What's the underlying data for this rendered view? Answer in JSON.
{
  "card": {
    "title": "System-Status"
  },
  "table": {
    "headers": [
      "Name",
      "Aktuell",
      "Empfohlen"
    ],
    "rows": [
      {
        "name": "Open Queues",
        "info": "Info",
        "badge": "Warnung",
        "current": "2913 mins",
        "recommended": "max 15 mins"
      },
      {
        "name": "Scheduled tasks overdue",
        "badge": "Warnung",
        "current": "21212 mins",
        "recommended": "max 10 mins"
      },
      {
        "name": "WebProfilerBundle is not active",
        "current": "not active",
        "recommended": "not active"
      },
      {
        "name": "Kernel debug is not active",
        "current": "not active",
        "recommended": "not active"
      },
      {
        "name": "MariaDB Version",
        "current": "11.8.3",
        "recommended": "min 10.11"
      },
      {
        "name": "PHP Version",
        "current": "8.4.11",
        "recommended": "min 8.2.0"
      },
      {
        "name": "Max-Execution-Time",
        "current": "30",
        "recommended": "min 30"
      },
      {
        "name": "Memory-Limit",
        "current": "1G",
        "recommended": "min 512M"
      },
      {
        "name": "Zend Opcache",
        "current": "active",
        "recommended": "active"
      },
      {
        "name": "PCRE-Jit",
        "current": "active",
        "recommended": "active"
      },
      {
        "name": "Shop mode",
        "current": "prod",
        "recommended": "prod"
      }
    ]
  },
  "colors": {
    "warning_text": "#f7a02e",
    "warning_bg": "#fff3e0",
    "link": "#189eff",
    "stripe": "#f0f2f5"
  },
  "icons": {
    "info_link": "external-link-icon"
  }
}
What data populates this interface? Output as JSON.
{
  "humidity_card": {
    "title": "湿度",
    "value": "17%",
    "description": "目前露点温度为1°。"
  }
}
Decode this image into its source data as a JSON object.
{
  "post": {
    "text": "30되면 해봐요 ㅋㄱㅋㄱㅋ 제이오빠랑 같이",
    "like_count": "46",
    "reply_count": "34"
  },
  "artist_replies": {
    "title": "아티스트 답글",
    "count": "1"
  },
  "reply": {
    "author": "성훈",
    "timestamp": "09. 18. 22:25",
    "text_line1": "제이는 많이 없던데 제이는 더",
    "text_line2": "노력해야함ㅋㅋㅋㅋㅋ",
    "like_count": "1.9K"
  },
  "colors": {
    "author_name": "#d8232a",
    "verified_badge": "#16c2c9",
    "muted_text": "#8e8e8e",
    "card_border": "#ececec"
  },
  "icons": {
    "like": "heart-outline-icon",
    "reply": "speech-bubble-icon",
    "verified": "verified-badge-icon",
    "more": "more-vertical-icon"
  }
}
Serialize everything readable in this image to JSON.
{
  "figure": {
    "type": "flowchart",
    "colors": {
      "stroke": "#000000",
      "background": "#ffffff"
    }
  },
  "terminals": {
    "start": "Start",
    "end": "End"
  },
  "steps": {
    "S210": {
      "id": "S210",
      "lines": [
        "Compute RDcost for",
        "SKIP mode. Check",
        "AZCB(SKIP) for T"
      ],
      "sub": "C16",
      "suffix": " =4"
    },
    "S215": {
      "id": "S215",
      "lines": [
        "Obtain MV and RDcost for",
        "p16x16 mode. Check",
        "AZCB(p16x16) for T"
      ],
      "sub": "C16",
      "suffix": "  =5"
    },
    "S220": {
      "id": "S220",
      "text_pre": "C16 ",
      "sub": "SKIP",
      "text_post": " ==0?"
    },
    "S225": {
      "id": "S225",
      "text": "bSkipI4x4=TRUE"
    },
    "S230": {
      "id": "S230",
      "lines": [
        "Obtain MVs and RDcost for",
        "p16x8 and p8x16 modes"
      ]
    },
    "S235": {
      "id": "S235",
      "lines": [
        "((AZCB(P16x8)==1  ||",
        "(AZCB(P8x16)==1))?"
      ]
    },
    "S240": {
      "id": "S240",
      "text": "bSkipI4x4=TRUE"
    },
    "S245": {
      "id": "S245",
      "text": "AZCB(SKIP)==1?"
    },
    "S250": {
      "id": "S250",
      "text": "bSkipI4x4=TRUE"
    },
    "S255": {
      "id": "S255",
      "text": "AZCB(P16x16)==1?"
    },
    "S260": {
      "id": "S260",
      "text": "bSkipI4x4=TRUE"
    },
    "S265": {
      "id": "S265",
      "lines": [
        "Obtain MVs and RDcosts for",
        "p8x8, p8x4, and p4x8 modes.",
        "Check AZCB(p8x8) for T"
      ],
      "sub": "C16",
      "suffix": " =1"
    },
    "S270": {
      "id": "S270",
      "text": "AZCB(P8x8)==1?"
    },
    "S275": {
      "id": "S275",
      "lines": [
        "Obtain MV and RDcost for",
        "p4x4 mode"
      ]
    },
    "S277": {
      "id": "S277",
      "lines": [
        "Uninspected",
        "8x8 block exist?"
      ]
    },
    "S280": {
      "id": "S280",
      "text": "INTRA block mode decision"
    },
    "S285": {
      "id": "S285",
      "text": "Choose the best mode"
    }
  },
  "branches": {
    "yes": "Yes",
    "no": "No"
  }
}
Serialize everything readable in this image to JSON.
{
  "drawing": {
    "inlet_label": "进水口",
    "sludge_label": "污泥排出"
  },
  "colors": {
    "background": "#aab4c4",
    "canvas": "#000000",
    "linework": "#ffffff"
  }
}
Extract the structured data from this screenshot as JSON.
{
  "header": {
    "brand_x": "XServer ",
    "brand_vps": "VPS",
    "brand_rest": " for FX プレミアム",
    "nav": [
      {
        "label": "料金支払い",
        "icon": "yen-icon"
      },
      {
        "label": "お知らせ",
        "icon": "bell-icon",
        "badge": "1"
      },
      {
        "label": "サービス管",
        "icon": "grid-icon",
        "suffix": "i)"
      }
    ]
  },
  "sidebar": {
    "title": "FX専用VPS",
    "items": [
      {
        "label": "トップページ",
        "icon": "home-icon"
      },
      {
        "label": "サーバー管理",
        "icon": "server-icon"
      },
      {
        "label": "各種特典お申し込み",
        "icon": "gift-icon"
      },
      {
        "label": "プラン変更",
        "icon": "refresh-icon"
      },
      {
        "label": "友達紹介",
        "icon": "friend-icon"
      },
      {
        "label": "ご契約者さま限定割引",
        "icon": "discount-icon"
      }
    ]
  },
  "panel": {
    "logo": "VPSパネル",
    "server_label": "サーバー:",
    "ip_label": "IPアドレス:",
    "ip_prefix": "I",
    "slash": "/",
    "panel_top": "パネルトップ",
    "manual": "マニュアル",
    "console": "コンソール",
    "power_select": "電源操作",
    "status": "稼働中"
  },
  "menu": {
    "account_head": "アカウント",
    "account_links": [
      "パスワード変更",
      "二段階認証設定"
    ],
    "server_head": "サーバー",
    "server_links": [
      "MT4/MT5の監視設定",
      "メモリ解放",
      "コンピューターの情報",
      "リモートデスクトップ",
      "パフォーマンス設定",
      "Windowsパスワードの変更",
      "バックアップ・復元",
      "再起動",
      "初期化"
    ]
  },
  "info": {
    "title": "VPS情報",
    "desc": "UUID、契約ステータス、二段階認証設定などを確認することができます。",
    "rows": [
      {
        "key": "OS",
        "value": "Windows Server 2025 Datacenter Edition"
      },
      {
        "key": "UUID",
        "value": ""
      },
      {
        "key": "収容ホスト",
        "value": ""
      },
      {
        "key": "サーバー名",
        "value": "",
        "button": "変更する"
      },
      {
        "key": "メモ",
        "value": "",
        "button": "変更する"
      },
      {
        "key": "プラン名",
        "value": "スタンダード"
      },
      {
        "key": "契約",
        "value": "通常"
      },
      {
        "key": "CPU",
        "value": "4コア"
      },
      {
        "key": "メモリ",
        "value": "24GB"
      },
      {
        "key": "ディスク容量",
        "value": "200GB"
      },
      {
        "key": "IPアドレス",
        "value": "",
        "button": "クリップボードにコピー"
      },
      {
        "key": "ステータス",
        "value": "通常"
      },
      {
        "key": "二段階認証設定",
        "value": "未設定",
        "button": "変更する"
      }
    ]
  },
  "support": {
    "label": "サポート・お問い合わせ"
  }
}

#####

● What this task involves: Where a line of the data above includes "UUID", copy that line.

● Response area:
    "desc": "UUID、契約ステータス、二段階認証設定などを確認することができます。",
        "key": "UUID",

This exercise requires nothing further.